GOAL OF THE EXERCISE: Every entry below should be printed again exactly as it reads.

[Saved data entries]
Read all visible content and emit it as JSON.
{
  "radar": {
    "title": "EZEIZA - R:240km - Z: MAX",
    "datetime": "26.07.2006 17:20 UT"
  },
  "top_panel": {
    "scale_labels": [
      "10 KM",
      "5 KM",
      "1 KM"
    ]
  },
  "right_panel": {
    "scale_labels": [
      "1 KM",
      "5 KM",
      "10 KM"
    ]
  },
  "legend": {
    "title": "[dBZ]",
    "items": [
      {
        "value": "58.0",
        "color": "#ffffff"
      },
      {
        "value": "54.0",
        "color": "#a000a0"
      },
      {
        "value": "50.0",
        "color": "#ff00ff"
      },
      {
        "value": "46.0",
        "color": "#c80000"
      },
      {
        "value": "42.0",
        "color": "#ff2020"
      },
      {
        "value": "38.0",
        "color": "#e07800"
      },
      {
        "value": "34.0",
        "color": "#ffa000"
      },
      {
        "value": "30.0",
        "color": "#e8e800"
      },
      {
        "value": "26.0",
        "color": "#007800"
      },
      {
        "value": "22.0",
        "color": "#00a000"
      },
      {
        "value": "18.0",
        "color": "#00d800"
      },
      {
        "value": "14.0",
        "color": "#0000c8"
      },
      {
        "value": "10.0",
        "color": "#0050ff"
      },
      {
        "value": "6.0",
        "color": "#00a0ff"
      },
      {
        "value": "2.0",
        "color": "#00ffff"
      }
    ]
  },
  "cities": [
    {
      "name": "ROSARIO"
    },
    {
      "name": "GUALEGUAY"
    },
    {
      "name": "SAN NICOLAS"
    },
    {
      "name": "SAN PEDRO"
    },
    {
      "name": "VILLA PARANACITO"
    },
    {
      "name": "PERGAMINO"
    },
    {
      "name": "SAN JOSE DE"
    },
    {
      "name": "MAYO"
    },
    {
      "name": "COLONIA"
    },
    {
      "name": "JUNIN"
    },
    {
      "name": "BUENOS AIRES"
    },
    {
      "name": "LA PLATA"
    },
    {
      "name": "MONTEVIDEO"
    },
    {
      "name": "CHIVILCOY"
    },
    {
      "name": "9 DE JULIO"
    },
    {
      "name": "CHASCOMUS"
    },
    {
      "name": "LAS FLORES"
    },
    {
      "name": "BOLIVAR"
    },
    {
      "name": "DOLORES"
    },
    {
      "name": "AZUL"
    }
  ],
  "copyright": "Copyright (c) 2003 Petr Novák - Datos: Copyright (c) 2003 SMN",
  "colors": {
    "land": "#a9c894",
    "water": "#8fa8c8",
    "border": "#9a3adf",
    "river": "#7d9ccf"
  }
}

ANSWER AREA:
Read all visible content and emit it as JSON.
{
  "radar": {
    "title": "EZEIZA - R:240km - Z: MAX",
    "datetime": "26.07.2006 17:20 UT"
  },
  "top_panel": {
    "scale_labels": [
      "10 KM",
      "5 KM",
      "1 KM"
    ]
  },
  "right_panel": {
    "scale_labels": [
      "1 KM",
      "5 KM",
      "10 KM"
    ]
  },
  "legend": {
    "title": "[dBZ]",
    "items": [
      {
        "value": "58.0",
        "color": "#ffffff"
      },
      {
        "value": "54.0",
        "color": "#a000a0"
      },
      {
        "value": "50.0",
        "color": "#ff00ff"
      },
      {
        "value": "46.0",
        "color": "#c80000"
      },
      {
        "value": "42.0",
        "color": "#ff2020"
      },
      {
        "value": "38.0",
        "color": "#e07800"
      },
      {
        "value": "34.0",
        "color": "#ffa000"
      },
      {
        "value": "30.0",
        "color": "#e8e800"
      },
      {
        "value": "26.0",
        "color": "#007800"
      },
      {
        "value": "22.0",
        "color": "#00a000"
      },
      {
        "value": "18.0",
        "color": "#00d800"
      },
      {
        "value": "14.0",
        "color": "#0000c8"
      },
      {
        "value": "10.0",
        "color": "#0050ff"
      },
      {
        "value": "6.0",
        "color": "#00a0ff"
      },
      {
        "value": "2.0",
        "color": "#00ffff"
      }
    ]
  },
  "cities": [
    {
      "name": "ROSARIO"
    },
    {
      "name": "GUALEGUAY"
    },
    {
      "name": "SAN NICOLAS"
    },
    {
      "name": "SAN PEDRO"
    },
    {
      "name": "VILLA PARANACITO"
    },
    {
      "name": "PERGAMINO"
    },
    {
      "name": "SAN JOSE DE"
    },
    {
      "name": "MAYO"
    },
    {
      "name": "COLONIA"
    },
    {
      "name": "JUNIN"
    },
    {
      "name": "BUENOS AIRES"
    },
    {
      "name": "LA PLATA"
    },
    {
      "name": "MONTEVIDEO"
    },
    {
      "name": "CHIVILCOY"
    },
    {
      "name": "9 DE JULIO"
    },
    {
      "name": "CHASCOMUS"
    },
    {
      "name": "LAS FLORES"
    },
    {
      "name": "BOLIVAR"
    },
    {
      "name": "DOLORES"
    },
    {
      "name": "AZUL"
    }
  ],
  "copyright": "Copyright (c) 2003 Petr Novák - Datos: Copyright (c) 2003 SMN",
  "colors": {
    "land": "#a9c894",
    "water": "#8fa8c8",
    "border": "#9a3adf",
    "river": "#7d9ccf"
  }
}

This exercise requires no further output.